Enough said. I am not trying to claim that everyone should be interested in the niceties of the debate that has unfolded (although, if they are, the writings of Graham Harman or Isabelle Stengers are a good place to start, as are collections like Bryant, Srnicek, and Harmans’s The Speculative Turn). Rather, I want to use it as an example of a recent development in how academe communicates with itself. For one thing that I have found really interesting about the turn to speculative realism is that is has clearly been fuelled by online communities which have turned above all to blogs as an important means of swapping material, revealing first thoughts, and making revisions. I doubt that the growth of speculative realism would have been so insistent without these communities scattered all over the world, or so rapid. Why?
First, they are a key preserve of particular communities like postgraduates and early career researchers, not least because so much activity can go on below the radar, so to speak, outside the attention of the kind of disciplinary policing that journals and other institutions tend to impose.
Second, they are a means for established figures to communicate in a different and more immediate register and often to become more prominent more quickly than might otherwise be the case.
Third, they are a much easier means of importing material from other disciplines, in ways which might be frowned upon if the material was to appear in formal outlets (I think that this is one of the ways that the work of philosophical fellow travellers like Latour was able to make its way into continental philosophy).
Fourth, they allow all manner of researchers to communicate with each other, establish reading groups and the like, often concerning intellectual alleyways which might prove of the greatest importance. There is real debate.
Fifth, new material reaches an audience much more rapidly than it would through the normal means of communication.
So did these blogs have an effect? I think that they did. In the case of speculative realism, they allowed the field to agglomerate more quickly than it otherwise would and to gain momentum faster than it otherwise would have. Get enough people to feel that they are in on something and they will want to diffuse it outwards. I think that they have also produced a field which is more heterodox than might otherwise have been the case, more willing to draw on traditions which were not avowedly philosophical: they contributed to an interdisciplinary formation which has one foot in philosophy but another in all manner of intellectual communities.
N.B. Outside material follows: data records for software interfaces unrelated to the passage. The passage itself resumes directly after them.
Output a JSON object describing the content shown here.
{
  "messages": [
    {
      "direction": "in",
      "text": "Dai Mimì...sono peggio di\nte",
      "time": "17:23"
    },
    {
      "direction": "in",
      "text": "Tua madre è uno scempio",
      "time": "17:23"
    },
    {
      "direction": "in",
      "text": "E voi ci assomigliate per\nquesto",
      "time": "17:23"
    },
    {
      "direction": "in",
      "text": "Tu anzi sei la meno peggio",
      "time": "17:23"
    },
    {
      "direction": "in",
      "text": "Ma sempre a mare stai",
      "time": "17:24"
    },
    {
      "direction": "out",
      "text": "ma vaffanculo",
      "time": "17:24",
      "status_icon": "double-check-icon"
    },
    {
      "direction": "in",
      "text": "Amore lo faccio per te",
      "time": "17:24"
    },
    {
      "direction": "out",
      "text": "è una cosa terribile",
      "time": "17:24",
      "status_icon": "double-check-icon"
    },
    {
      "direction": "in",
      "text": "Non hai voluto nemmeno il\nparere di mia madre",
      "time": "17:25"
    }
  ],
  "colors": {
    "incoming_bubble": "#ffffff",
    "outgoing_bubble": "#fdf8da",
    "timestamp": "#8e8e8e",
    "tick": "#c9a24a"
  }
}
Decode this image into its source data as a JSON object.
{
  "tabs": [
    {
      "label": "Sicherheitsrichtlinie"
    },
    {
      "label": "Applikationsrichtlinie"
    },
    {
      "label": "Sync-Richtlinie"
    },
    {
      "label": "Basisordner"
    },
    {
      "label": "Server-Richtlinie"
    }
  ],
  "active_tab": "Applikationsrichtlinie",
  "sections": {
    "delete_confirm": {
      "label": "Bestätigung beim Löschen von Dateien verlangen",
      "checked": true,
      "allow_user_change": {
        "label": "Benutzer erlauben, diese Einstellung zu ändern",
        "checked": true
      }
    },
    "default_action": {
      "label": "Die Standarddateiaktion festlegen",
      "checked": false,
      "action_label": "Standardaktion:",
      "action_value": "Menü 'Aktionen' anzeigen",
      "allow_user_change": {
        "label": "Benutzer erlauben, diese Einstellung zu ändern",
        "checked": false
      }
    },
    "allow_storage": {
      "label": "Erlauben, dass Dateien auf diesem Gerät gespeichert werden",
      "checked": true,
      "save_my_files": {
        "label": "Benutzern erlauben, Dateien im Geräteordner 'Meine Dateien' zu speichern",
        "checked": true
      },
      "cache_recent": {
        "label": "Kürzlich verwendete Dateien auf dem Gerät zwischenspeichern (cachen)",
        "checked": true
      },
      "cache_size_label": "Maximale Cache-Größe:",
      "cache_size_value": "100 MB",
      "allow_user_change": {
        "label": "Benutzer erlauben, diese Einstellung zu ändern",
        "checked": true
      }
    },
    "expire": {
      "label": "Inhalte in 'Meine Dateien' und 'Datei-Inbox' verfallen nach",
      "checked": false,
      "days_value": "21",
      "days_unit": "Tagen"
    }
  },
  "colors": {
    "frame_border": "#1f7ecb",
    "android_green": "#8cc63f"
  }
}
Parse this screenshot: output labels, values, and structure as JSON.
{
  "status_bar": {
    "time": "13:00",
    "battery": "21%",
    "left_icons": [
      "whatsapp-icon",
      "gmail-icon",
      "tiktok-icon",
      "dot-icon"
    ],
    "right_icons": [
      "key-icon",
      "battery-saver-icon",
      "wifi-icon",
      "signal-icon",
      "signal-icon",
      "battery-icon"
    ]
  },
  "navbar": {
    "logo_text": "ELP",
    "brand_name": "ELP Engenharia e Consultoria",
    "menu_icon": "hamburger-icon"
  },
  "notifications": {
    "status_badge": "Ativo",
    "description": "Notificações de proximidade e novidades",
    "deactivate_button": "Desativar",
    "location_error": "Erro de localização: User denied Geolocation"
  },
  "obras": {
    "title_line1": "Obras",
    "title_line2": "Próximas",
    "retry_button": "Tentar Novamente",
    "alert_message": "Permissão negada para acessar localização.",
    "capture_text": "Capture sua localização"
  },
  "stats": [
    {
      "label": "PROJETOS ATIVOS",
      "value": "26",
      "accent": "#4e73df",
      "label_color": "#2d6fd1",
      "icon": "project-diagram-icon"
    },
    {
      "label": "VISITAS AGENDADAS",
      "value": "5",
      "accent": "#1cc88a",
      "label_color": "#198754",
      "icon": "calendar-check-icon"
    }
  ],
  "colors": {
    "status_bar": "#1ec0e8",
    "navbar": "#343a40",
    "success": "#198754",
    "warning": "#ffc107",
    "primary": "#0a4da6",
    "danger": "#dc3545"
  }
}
In other words, this chapter in intellectual history shows how a new variant of communication can have formative effects, and in fascinating ways. As a result of it and similar episodes in other fields, I am now quite sure that archiving the Internet is a worthwhile activity for intellectual historians of the future because, when the problem is reasonably well-specified, blogs can show communities worrying away at the issues in all but real time.